The basic level of human interaction is based on decisions. Without a decision, humans could not survive. We make decisions to eat, talk, walk and interact with other human beings and objects. With every decision, there is an effect. If you choose to walk you burn calories; if you talk to another individual, ideas are transferred and if you decide to make an action you can produce, maintain or destroy value. Decisions can be made by the self, two individuals or groups. Decisions by individuals shape nations as they evolve; they can be consensual or forced.
A system is an organized scheme or method and decisions are made to drive processes in these systems. Every human group functions with a system or many systems where on one extreme, decisions are controlled by a single individual and on the other extreme every individual makes 100% of their own decisions (a fully distributed system). I will attempt to describe how systems that are more centralized compare to systems that are more decentralized. In the end, all systems function in a world with limited resources and there is a trade-off between resource efficiency and meeting the individual’s needs and wants.
Centralized systems are beneficial because they can increase efficiency in the systems resource handling decision-making process and may lead to more efficient means of production. Nationwide supermarket chains are an example of a centralized system.
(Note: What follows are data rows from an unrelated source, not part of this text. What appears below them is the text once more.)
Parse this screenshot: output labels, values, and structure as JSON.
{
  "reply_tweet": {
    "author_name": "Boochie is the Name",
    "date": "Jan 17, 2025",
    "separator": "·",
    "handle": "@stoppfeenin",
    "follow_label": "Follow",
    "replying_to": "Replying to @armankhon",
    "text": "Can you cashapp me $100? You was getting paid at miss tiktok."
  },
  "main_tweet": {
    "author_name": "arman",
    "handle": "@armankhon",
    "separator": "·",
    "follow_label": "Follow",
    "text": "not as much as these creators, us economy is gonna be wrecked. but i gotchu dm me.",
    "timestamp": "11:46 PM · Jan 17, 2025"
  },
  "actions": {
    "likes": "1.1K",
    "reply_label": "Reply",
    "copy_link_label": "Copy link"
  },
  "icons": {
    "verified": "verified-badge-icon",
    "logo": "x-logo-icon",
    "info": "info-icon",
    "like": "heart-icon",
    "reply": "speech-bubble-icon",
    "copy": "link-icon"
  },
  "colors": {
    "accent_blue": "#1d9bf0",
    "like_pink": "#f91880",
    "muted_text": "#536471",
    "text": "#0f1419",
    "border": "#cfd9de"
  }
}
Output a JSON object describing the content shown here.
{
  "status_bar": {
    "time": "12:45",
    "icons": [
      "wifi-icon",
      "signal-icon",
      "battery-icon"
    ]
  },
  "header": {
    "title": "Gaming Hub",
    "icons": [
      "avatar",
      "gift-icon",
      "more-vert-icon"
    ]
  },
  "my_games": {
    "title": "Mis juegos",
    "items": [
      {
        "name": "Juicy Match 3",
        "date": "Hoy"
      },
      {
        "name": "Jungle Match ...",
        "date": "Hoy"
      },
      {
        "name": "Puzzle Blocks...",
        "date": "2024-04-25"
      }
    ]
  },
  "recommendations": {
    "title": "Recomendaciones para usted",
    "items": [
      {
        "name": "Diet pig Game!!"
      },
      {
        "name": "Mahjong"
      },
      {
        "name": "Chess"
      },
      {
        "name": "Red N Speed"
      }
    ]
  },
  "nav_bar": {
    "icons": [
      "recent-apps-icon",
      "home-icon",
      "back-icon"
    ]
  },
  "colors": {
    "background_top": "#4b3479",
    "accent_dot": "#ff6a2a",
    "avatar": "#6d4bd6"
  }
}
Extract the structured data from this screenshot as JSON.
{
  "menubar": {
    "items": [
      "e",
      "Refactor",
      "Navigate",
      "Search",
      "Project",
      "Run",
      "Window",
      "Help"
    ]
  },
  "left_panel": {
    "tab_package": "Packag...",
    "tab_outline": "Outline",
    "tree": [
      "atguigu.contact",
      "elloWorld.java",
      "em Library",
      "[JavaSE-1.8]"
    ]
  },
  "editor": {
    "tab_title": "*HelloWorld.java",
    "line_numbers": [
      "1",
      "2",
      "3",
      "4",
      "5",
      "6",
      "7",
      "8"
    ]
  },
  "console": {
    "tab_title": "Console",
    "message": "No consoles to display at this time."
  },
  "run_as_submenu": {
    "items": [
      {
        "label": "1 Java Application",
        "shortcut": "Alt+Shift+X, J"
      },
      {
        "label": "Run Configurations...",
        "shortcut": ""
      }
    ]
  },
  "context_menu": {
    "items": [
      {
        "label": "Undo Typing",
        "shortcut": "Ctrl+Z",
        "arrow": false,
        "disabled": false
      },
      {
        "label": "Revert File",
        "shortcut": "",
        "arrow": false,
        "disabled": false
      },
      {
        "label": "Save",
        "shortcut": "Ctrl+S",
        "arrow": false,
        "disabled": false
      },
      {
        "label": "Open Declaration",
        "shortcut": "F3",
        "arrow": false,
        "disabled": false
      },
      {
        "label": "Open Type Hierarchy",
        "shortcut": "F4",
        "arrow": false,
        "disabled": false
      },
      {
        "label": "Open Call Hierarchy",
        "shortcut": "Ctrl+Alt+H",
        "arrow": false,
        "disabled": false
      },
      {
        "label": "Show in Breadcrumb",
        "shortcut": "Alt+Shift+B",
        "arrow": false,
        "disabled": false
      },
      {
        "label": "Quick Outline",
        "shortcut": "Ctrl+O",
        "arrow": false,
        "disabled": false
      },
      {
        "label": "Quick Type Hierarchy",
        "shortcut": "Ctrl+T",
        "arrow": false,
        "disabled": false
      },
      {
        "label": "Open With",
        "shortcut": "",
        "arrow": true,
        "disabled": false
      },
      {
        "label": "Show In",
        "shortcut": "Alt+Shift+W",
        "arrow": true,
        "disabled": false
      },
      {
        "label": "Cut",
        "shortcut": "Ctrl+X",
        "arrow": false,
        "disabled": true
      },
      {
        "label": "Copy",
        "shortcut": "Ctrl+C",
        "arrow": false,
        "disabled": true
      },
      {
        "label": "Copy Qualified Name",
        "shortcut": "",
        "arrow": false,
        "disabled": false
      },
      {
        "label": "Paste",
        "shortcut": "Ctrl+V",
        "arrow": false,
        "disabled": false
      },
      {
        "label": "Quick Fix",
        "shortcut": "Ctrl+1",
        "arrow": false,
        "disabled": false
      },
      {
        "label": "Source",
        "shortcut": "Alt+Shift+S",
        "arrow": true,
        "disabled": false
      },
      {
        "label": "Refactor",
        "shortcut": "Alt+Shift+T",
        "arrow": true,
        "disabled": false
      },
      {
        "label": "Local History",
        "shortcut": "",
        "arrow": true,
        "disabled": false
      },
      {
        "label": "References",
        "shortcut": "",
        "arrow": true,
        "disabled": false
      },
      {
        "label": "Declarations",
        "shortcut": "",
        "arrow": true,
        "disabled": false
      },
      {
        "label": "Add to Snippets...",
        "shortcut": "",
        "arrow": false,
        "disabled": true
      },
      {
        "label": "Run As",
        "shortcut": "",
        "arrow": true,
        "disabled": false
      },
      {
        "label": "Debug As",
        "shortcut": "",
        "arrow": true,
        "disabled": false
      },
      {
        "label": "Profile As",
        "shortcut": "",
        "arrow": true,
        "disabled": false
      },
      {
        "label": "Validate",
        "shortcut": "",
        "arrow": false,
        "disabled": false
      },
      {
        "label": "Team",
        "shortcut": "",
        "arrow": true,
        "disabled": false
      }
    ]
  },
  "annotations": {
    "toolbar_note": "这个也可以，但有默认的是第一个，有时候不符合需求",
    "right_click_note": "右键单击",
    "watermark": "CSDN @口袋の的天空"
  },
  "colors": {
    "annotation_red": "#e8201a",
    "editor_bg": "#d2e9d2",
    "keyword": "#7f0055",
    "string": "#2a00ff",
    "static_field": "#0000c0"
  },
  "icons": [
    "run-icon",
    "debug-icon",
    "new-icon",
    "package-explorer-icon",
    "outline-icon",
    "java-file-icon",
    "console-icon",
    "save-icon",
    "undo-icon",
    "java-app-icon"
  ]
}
The individual shopper’s decision is limited to a small generic selection of product when compared to the variety that can be found by shopping at several different local boutique stores. Because of this limited selection, the store maximizes their space and nationwide supply chain efficiencies. In exchange for a limited selection, the customer sees the benefit of lower prices and one-stop shopping.
The centralized resource decision-making of supermarkets works when the decision makers of this centralized system align with the needs and wants of their customers. In the short term, these stores act as an economic boost for communities where these supermarkets are placed. However, when the decisions in this centralized system become misaligned customers will decide to go elsewhere and the store will suffer. The same small group of individuals that created a boost for a local economy can also negatively impact several communities at the same time. Company’s decisions can become misaligned because the company becomes out of touch with the customer.
To see an example of this effect look at the latest Bankruptcy of Sears Holdings Corp. and previous store closures. The leadership team’s decisions at Sears has repeatedly failed to align with their customer’s interest; as a result, the customer went elsewhere and now over 1,000 stores face closure. Individuals will lose their jobs and large empty buildings will sit in these communities underutilized and become an eyesore. These buildings may sit for years empty because the demand for large supermarket sized buildings was limited to only a handful of large nationwide chains.
Compare the centralized model to a model that is closer to the decentralized side of the scale. Instead of one large supermarket chain, a community can have several smaller locally owned stores that each have a focused market. Together these stores carry a wide variety of products, there is a pharmacy, butcher, grocer, furniture store, and automotive supply store. Just like a nationwide supermarket chain these products are selected based on feedback from the customer and trends in the local area. However, the flexibility of the store is much greater. If the owner understands there is demand for a certain product they can make that decision quickly to meet the needs and wants of the customers. Compare this to a supermarket manager who does not have the ability to make changes without requesting approval through a bureaucratic process from the few decision-makers in the organization.
While the customer sees more variety and can choose the product that specifically fits their needs/wants, he pays higher prices for this service. The community as a whole pays for more stability when they accept this as a model. If a small store closes due to the failure of the owner to recognize the customers changing needs and wants this is most likely due to a competitor providing that need and want. The small store closes and the empty space is small enough (when compared to the larger supermarket) that it can be re-utilized by another entrepreneur that has an idea on how to fill another niche in the market. These smaller store closures have fewer individuals losing their job at any given time and the buildings are recycled much more frequently than the large buildings that only fit a certain business model.
In any given instance of a decision, the effects on a group of individuals can be succinctly summarized as centralized systems allow for the most efficient means to distribute a limited variety of resources however this spreads risk to all individuals participating in the system. A decentralized system allows for the most efficient way to distribute the most variety of resources while minimizing the spread of risk for individuals participating in the system.
In other words, a centralized system is susceptible to catastrophic failure as the result of one subsystem failing. This is evident when banking and housing industries collapsed in 2008 because mortgage risk was offloaded and backed by the U.S. Government. The subsystem of loan origination did not properly allocate risk and failed. Housing prices surged because of an artificial demand caused by lenient loans creating a buying frenzy. When home prices corrected downward this caused cascading failures starting with mortgage-backed securities that bled over into the entire banking system. Decentralized systems cannot share this systemic risk; they are redundant and the impact to any given failure will be limited and competition in a market ensures failed systems will be replaced by more efficient systems.